Where the string "time" shows up in a line of the records, copy that line.
Segment Open
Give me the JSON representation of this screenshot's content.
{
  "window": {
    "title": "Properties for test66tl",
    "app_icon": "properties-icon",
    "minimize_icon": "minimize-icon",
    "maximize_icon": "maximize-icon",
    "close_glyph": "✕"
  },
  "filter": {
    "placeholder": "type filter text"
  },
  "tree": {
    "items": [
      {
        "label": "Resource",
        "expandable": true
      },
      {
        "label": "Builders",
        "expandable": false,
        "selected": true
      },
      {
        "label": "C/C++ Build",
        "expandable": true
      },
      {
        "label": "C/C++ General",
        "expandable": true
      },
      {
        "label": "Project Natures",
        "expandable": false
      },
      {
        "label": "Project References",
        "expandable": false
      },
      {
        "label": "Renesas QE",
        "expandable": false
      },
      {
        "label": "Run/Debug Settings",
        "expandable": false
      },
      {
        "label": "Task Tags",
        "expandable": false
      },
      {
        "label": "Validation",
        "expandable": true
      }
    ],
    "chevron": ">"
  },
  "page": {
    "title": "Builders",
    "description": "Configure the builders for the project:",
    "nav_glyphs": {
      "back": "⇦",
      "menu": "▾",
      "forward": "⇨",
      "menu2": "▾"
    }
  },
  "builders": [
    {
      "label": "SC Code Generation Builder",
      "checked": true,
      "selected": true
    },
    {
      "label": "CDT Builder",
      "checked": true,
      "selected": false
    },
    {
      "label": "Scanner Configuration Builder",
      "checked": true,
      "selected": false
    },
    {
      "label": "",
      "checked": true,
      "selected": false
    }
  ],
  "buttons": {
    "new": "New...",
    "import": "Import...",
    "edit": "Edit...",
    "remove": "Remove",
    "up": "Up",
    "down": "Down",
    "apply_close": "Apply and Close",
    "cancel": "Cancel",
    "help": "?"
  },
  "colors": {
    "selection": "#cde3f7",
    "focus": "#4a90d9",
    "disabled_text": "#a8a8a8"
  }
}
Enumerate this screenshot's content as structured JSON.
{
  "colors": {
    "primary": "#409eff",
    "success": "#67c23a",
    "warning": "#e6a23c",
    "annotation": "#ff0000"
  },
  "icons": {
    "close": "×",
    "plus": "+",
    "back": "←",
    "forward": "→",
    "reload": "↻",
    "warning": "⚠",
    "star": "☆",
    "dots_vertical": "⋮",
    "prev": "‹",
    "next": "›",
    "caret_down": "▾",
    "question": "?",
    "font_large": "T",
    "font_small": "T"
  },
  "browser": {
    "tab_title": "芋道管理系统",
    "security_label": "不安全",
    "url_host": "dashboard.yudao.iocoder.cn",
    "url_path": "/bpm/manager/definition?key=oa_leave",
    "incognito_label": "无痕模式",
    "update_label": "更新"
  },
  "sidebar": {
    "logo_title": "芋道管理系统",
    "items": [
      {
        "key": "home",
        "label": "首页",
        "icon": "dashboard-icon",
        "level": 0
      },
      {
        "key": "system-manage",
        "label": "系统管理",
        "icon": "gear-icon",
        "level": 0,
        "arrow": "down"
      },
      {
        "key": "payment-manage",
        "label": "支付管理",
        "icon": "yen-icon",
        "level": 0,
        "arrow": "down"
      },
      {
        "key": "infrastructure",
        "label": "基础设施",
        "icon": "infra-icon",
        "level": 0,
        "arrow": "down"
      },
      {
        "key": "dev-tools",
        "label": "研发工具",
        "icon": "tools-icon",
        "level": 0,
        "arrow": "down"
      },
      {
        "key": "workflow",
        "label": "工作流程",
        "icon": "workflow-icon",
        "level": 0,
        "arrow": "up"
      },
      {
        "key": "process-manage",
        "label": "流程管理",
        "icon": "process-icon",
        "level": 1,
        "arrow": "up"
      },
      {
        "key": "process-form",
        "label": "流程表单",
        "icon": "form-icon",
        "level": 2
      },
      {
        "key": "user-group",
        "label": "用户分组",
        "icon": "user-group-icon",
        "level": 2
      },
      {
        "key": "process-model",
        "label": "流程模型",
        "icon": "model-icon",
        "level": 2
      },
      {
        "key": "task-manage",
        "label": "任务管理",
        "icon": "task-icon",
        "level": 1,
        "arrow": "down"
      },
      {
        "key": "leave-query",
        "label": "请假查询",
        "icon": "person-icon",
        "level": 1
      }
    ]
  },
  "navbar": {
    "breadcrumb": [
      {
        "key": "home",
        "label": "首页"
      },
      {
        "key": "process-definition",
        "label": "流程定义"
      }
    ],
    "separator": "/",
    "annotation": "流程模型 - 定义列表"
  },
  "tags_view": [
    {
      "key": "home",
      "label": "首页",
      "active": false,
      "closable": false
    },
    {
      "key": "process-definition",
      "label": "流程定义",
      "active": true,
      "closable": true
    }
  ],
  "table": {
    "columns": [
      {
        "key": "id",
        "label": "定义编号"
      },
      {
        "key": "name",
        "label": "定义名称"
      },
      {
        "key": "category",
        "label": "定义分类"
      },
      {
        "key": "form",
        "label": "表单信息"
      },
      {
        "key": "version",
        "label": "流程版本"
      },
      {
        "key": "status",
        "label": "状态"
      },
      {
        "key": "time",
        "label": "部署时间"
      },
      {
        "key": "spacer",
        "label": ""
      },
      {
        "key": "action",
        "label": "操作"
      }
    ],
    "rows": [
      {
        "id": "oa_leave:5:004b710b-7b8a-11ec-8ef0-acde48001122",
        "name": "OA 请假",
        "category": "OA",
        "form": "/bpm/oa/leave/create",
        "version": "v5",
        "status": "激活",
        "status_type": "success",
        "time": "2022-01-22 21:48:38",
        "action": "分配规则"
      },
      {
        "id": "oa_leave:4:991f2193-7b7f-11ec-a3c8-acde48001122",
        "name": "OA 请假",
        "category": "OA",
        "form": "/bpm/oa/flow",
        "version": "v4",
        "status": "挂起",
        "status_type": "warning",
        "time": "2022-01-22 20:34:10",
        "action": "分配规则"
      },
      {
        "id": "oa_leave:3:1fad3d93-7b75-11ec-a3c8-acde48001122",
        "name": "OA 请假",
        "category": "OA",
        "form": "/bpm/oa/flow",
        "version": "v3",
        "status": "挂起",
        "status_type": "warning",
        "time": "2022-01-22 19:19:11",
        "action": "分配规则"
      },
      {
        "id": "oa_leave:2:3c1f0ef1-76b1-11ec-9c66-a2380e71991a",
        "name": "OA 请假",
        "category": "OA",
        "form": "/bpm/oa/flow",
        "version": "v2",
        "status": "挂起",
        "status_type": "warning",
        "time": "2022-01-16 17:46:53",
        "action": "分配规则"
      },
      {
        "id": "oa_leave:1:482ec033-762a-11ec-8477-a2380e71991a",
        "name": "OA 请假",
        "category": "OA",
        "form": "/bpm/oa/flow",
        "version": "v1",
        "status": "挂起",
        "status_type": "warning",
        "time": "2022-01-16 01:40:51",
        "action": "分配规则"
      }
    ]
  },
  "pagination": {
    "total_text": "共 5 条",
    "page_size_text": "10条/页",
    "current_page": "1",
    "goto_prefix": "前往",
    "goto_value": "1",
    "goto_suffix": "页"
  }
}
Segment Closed
» **Exercise solution**
        "key": "time",
        "time": "2022-01-22 21:48:38",
        "time": "2022-01-22 20:34:10",
        "time": "2022-01-22 19:19:11",
        "time": "2022-01-16 17:46:53",
        "time": "2022-01-16 01:40:51",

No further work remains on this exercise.